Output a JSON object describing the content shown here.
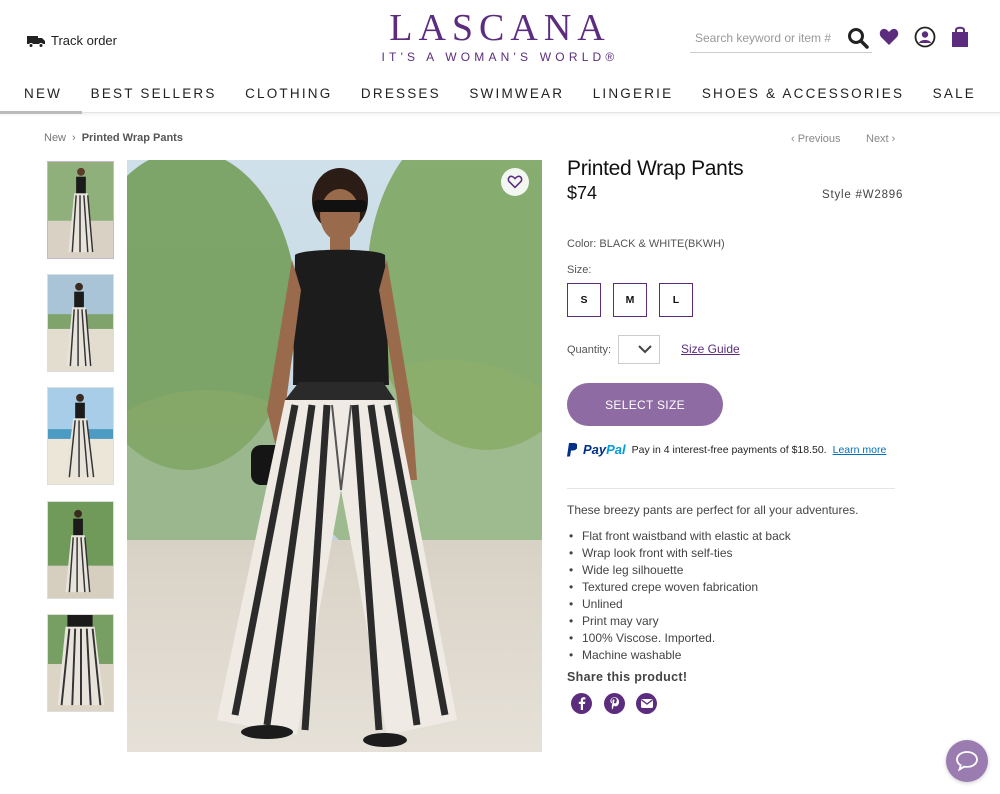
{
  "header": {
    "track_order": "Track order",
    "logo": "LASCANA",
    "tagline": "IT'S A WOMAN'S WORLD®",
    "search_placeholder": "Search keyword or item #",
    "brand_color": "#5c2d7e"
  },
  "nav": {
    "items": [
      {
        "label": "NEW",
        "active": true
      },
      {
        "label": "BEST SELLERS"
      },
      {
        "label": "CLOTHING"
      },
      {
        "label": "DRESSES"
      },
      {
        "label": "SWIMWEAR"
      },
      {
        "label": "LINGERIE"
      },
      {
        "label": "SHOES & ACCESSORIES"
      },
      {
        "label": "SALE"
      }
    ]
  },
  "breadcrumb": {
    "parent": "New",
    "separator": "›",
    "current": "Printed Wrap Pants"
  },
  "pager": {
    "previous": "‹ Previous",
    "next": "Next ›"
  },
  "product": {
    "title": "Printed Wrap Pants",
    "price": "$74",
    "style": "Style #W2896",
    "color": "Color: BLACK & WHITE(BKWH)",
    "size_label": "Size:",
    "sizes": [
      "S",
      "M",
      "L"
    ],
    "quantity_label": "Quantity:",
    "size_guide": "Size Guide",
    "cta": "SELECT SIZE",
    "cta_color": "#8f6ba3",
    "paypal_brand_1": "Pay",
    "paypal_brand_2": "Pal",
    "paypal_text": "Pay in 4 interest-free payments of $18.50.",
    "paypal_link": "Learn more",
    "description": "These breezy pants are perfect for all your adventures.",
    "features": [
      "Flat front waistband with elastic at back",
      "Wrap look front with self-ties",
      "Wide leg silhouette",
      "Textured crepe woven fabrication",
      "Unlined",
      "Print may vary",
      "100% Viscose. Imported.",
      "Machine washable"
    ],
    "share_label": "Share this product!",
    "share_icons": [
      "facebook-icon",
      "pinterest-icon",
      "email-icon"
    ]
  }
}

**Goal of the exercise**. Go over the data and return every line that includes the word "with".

**Output**.
      "Flat front waistband with elastic at back",
      "Wrap look front with self-ties",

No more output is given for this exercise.